It’s a tie! While everyone’s bodies are different, the calories burned from running on a treadmill vs. using an elliptical are similar. However, walking on the treadmill will burn fewer calories than when using an elliptical, especially with some resistance.
When deciding which one to use, go for the one you like the best. Hill lovers might enjoy the incline on a treadmill, while others prefer the lower impact of the elliptical.
Consider incorporating both machines into your exercise regimen to reap the most benefits.
Diet vs. Regular Carbonated Beverages
Is it "better" to drink a "diet" soda as opposed to "regular"? The answer isn't as simple as you may think. Both contain carbonation.
Carbonation (carbon dioxide dissolved in a beverage producing carbonic acid), is effective in removing the corrosion from the battery terminals on your car. Many believe there is a similar effect on the sensitive hormone receptors within your stomach and duodenum (the beginning of your small intestine), which only worsens over time (the more you consume, the more "erosion" takes place).
Additionally, some researchers believe there is a correlation between diet soda intake and increased rates of metabolic syndrome and type 2 diabetes. The relationship between the two remains circumstantial for now, but some experts in the field do think this is likely even though the exact cause is not yet known.
The bottom line is this: While the large helping of empty sugar calories found in "regular" carbonated beverages is never good, the negative effects of carbonation are not offset by artificial sweeteners in "diet" marketed drinks.

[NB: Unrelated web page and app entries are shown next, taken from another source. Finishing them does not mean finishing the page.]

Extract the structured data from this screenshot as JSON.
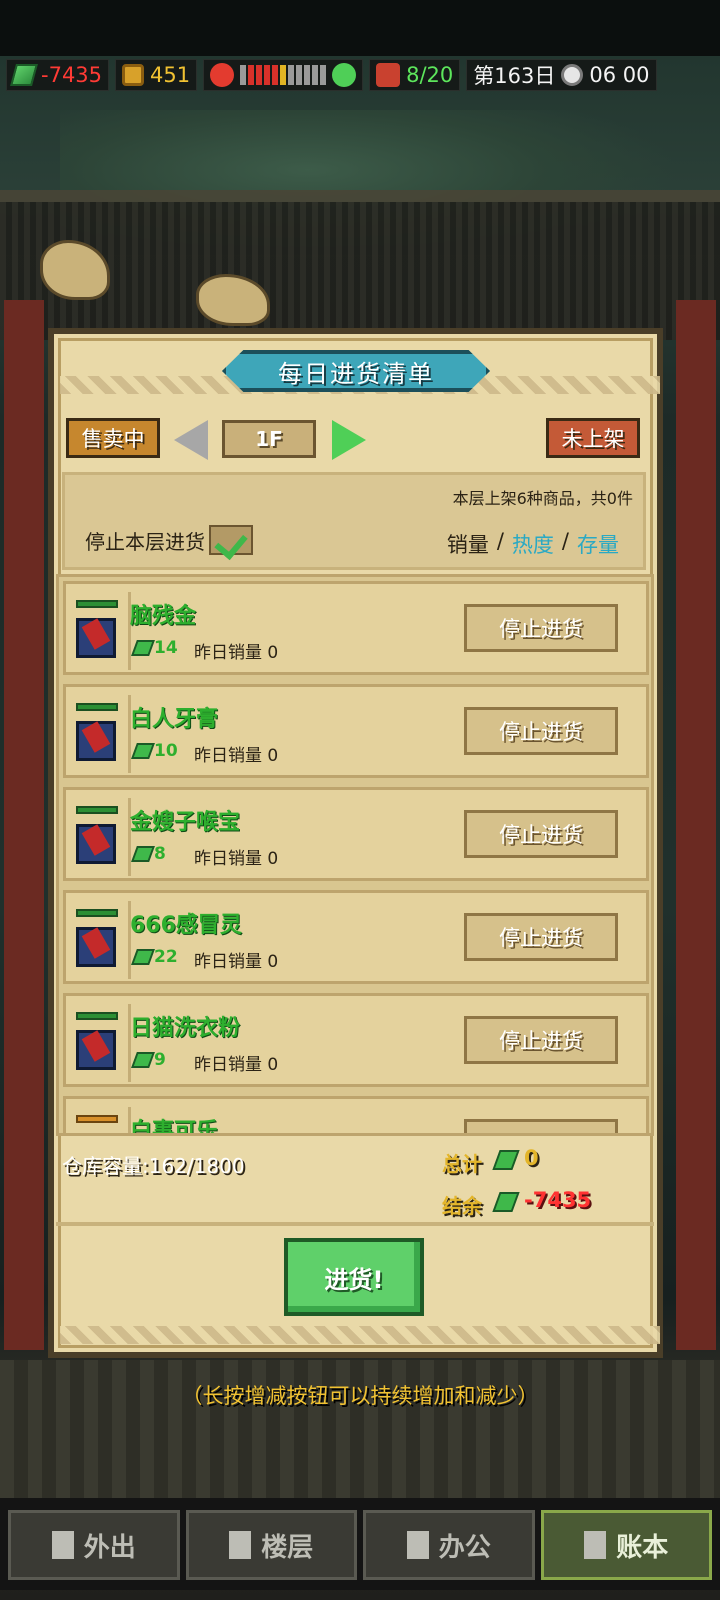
{
  "status_bar": {
    "money": "-7435",
    "coins": "451",
    "staff": "8/20",
    "day": "第163日",
    "time": "06 00",
    "icons": [
      "money-icon",
      "coin-icon",
      "angry-face-icon",
      "happy-face-icon",
      "person-icon",
      "clock-icon"
    ]
  },
  "panel": {
    "title": "每日进货清单",
    "selling_label": "售卖中",
    "floor": "1F",
    "unlisted_label": "未上架",
    "summary": "本层上架6种商品，共0件",
    "stop_floor_label": "停止本层进货",
    "sort": {
      "sales": "销量",
      "sep": "/",
      "heat": "热度",
      "stock": "存量"
    }
  },
  "items": [
    {
      "name": "脑残金",
      "price": "14",
      "sold_label": "昨日销量",
      "sold": "0",
      "button": "停止进货",
      "level": "green"
    },
    {
      "name": "白人牙膏",
      "price": "10",
      "sold_label": "昨日销量",
      "sold": "0",
      "button": "停止进货",
      "level": "green"
    },
    {
      "name": "金嫂子喉宝",
      "price": "8",
      "sold_label": "昨日销量",
      "sold": "0",
      "button": "停止进货",
      "level": "green"
    },
    {
      "name": "666感冒灵",
      "price": "22",
      "sold_label": "昨日销量",
      "sold": "0",
      "button": "停止进货",
      "level": "green"
    },
    {
      "name": "日猫洗衣粉",
      "price": "9",
      "sold_label": "昨日销量",
      "sold": "0",
      "button": "停止进货",
      "level": "green"
    },
    {
      "name": "白事可乐",
      "price": "",
      "sold_label": "",
      "sold": "",
      "button": "停止进货",
      "level": "orange"
    }
  ],
  "footer": {
    "capacity": "仓库容量:162/1800",
    "total_label": "总计",
    "total": "0",
    "balance_label": "结余",
    "balance": "-7435"
  },
  "buy_button": "进货!",
  "hint": "（长按增减按钮可以持续增加和减少）",
  "bottom_nav": [
    {
      "label": "外出",
      "icon": "exit-icon"
    },
    {
      "label": "楼层",
      "icon": "floors-icon"
    },
    {
      "label": "办公",
      "icon": "book-icon"
    },
    {
      "label": "账本",
      "icon": "ledger-icon"
    }
  ]
}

If you are drinking these carbonated beverages for the caffeine, hot or iced tea is a better choice.